On board the Sea Stallion the ship's cook is called a hovmester, or steward. The ship has two cooks, and they share the many tasks between them. Prior to the Sea Stallion's first voyage to Norway in 2006 the stewards were responsible for organising the galley (kitchen) on board. They had to find out how to stow the cooking utensils and to cook on board, buy kitchen equipment and find room for provisions and water below deck.

The galley consists of two wooden boxes at the stern of the ship. One contains two gas rings, which allow the stewards – in contrast to the Viking cooks – to cook while the ship is sailing. The other box contains kitchen utensils such as pots and pans, a chopping board and knives as well as spices and oil.

Prior to the different expeditions, the stewards plan the meals afew days a head - often 10 - 12 days - and buy the necessary provisions as well as food with good keeping qualities like canned goods, pasta, rice and dried meat. Due to lack of space the stewards also have to shop en route during the voyage.

The stewards have a provision group, consisting of a man from each of the ship's rooms (sections). The group supplies ideas for the meals, helps devising a plan for stowing the galley as well as purchasing the supplies and preparing the meals.

En route, the provision group is responsible for distributing the food on board – and also for finding men to do jobs in the galley (kabystjans)and peggy (bakstørn). Kabystjans is performed before the meal and consists of helping the cooks.
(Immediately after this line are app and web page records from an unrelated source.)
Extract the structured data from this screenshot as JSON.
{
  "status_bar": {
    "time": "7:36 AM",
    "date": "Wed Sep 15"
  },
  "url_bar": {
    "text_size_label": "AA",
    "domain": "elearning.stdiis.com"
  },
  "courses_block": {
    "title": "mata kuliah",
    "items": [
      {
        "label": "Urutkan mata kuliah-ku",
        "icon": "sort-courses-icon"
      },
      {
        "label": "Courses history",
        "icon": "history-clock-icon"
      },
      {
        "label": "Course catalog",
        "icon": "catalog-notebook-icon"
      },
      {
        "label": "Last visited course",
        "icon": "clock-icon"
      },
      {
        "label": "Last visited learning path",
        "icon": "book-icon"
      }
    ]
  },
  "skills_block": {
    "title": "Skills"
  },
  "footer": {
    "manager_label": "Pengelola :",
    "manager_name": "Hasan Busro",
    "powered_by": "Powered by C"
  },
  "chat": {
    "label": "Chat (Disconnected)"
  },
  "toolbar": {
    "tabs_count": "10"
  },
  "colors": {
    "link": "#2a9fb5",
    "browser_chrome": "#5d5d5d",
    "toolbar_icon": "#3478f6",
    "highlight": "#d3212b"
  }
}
Bakstørn involves washing up after the meal.

The diet

The diet is nourishing just like it was in the Viking Age. The men must feel full and satisfied and be able to keep warm so that they have the necessary energy for the hard work on board. A good, healthy diet can also prevent illness among the crew.
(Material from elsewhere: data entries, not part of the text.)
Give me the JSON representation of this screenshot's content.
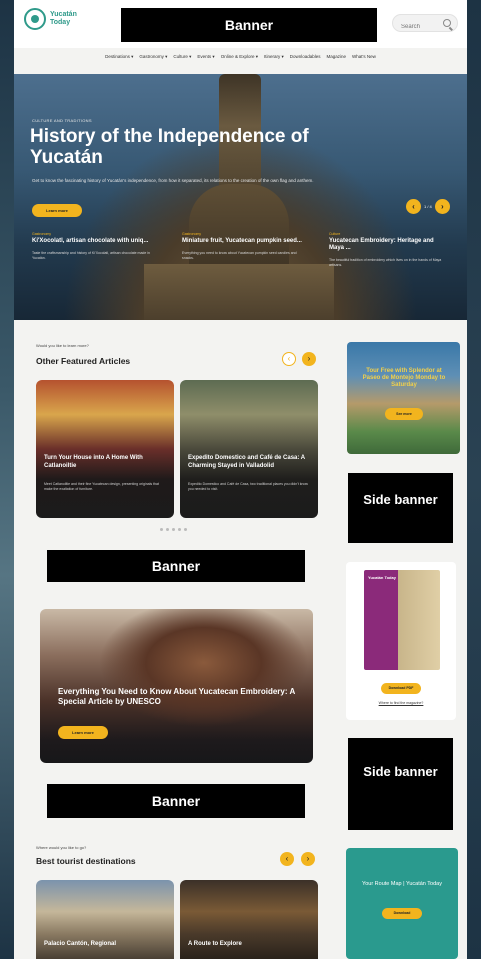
{
  "header": {
    "logo_text": "Yucatán Today",
    "banner_label": "Banner",
    "search_placeholder": "Search"
  },
  "nav": {
    "items": [
      "Destinations ▾",
      "Gastronomy ▾",
      "Culture ▾",
      "Events ▾",
      "Online & Explore ▾",
      "Itinerary ▾",
      "Downloadables",
      "Magazine",
      "What's New"
    ]
  },
  "hero": {
    "kicker": "CULTURE AND TRADITIONS",
    "title": "History of the Independence of Yucatán",
    "description": "Get to know the fascinating history of Yucatán's independence, from how it separated, its relations to the creation of the own flag and anthem.",
    "button_label": "Learn more",
    "prev_symbol": "‹",
    "next_symbol": "›",
    "counter": "1 / 4",
    "cards": [
      {
        "category": "Gastronomy",
        "title": "Ki'Xocolatl, artisan chocolate with uniq...",
        "description": "Taste the craftsmanship and history of Ki'Xocolatl, artisan chocolate made in Yucatán."
      },
      {
        "category": "Gastronomy",
        "title": "Miniature fruit, Yucatecan pumpkin seed...",
        "description": "Everything you need to know about Yucatecan pumpkin seed candies and snacks."
      },
      {
        "category": "Culture",
        "title": "Yucatecan Embroidery: Heritage and Maya ...",
        "description": "The beautiful tradition of embroidery which lives on in the hands of Maya artisans."
      }
    ]
  },
  "featured": {
    "kicker": "Would you like to learn more?",
    "title": "Other Featured Articles",
    "prev_symbol": "‹",
    "next_symbol": "›",
    "cards": [
      {
        "title": "Turn Your House into A Home With Catlanoiltie",
        "description": "Meet Catlanoiltie and their fine Yucatecan design, presenting originals that make the exaltation of furniture."
      },
      {
        "title": "Expedito Domestico and Café de Casa: A Charming Stayed in Valladolid",
        "description": "Expedito Domestico and Café de Casa, two traditional places you didn't know you needed to visit."
      }
    ],
    "dots": [
      "•",
      "•",
      "•",
      "•",
      "•"
    ]
  },
  "banner_mid_1": "Banner",
  "embroidery": {
    "title": "Everything You Need to Know About Yucatecan Embroidery: A Special Article by UNESCO",
    "button_label": "Learn more"
  },
  "banner_mid_2": "Banner",
  "destinations": {
    "kicker": "Where would you like to go?",
    "title": "Best tourist destinations",
    "prev_symbol": "‹",
    "next_symbol": "›",
    "cards": [
      {
        "title": "Palacio Cantón, Regional"
      },
      {
        "title": "A Route to Explore"
      }
    ]
  },
  "sidebar": {
    "tour_title": "Tour Free with Splendor at Paseo de Montejo Monday to Saturday",
    "tour_button": "See more",
    "side_banner_1": "Side banner",
    "brochure_caption": "Yucatán Today",
    "brochure_button": "Download PDF",
    "brochure_link": "Where to find the magazine?",
    "side_banner_2": "Side banner",
    "map_title": "Your Route Map | Yucatán Today",
    "map_button": "Download"
  },
  "colors": {
    "accent": "#f2b41e",
    "brand_teal": "#2f9a8a",
    "page_bg": "#f3f3f1"
  }
}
The fare on board the Sea Stallion is somewhat different from that eaten by the Vikings a thousand years ago.

Today, the crew are given a much more varied diet with greater quantities of vegetables and fruit.
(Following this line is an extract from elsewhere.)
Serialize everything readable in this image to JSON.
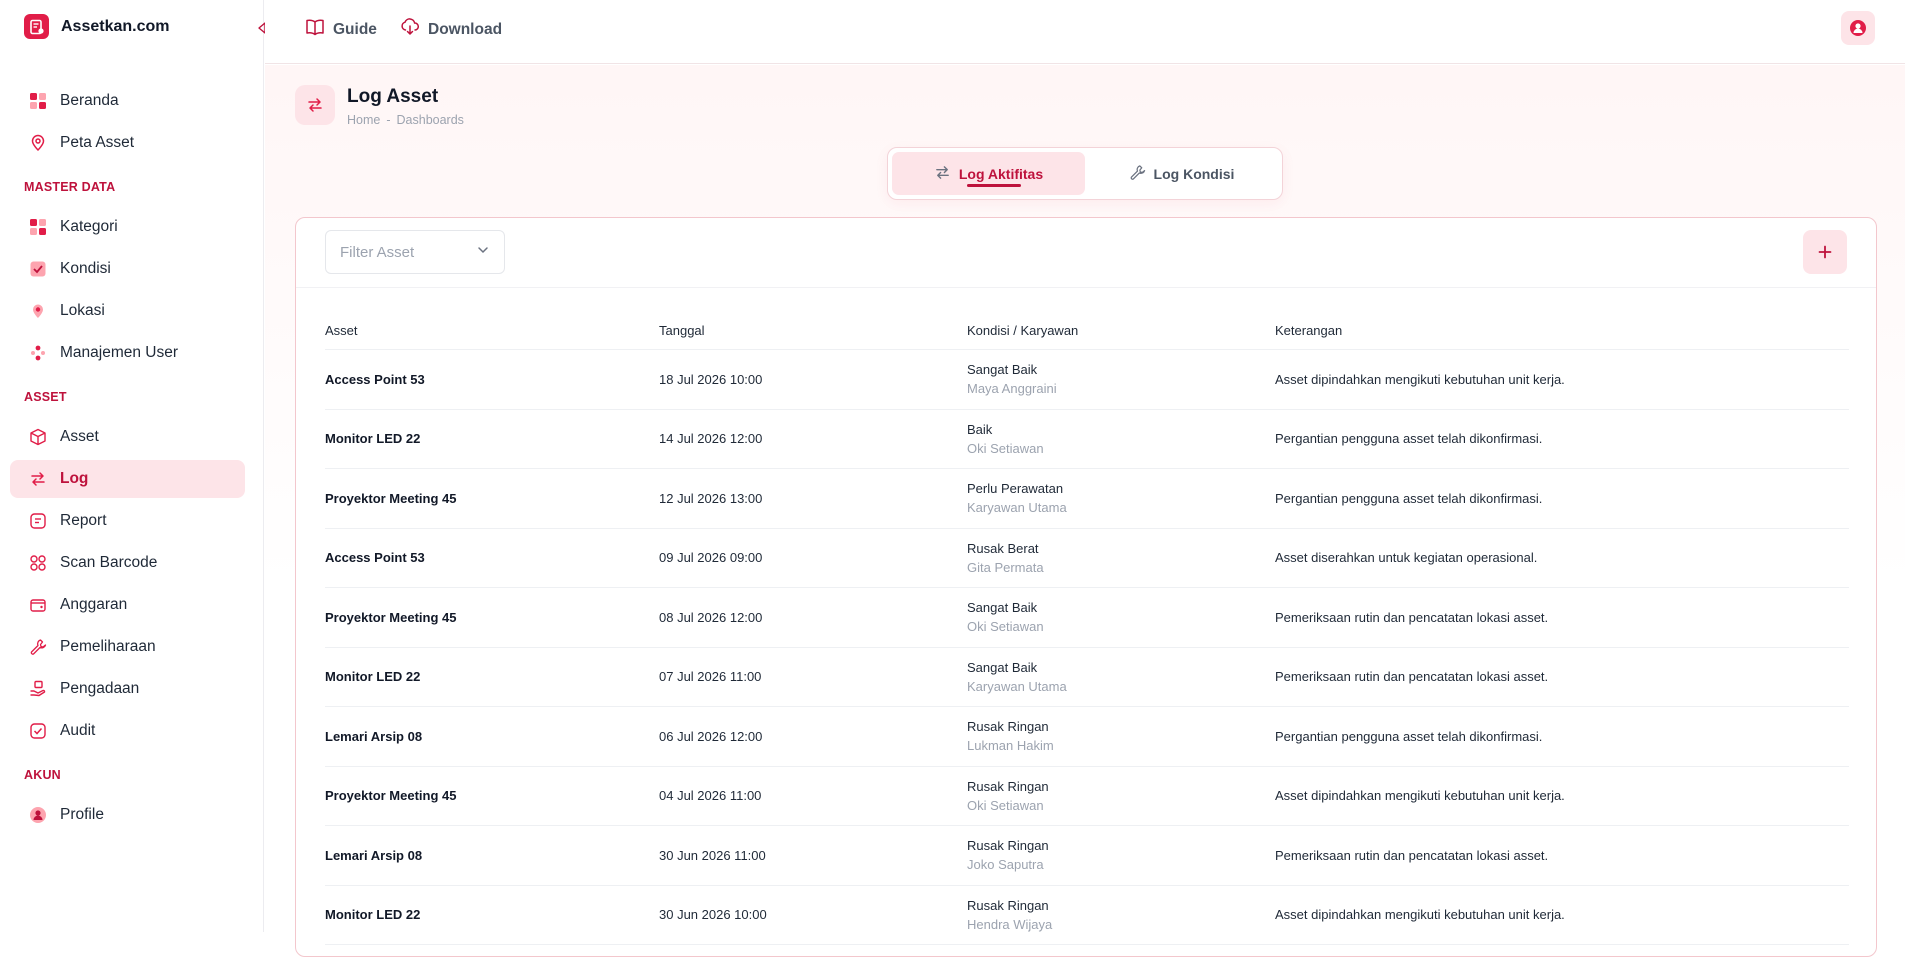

  • Breakfast: Each morning the crew is served a breakfast of hot porridge and coffee or tea. It is important to have something warm to start the day on  after a long and perhaps cold night of sailing. On the voyage to Dublin the crew ate almost five tons of porridge.
  • Lunch: consists of ordinary sandwiches. Each section of 10-12 men shares two lunch boxes with rye bread, butter and meat/fish of good keeping quality, such as tinned tuna, tinned mackerel in tomato sauce and smoked salami.

Supper, however, varies according to the weather and the location of the ship.

  • At harbour: A barbecue or dishes with fresh produce, like vegetables. Often local specialities are used.
  • When sailing in calm conditions:  The stewards are able to serve a hot meal; soup, stews, boiled sausages or Spagetti Bolognese – i.e. meals that are easy to cook in large portions in one or two large pots.
  • In rough weather:  The ship is very unstable and it is dangerous to light the gas rings and have pots filled with hot food. Dried and smoked meat and smoked sausages that can be eaten with a slice of bread is then served. Freeze-dried foods, which only require the addition of some water is also a pert of the menu. These are given to the crew if cooking is impossible.

The Night box
In addition to all this, each section has a night box containing tea, coffee, chocolate, biscuits, apples and nuts, serving as a store for the night watchmen. Night service can be hard because the men are tired. They use a lot of energy keeping warm and is in need of hot drinks and sugar to keep their energy and spirits up.


The crew on board the Sea Stallion drink water like the Vikings did on board their warships. Beer and spirits are completely prohibited for safety reasons. Water is stowed below deck in large containers; these are filled up each time the ship docks. Last year, on the trip to Norway, the water consumption on the voyage was in average 3 litres per person per day.

Fact: There is no refrigerator on board, so the food brought on the voyage has to have long keeping qualities.

By: Louise Kæmpe Henriksen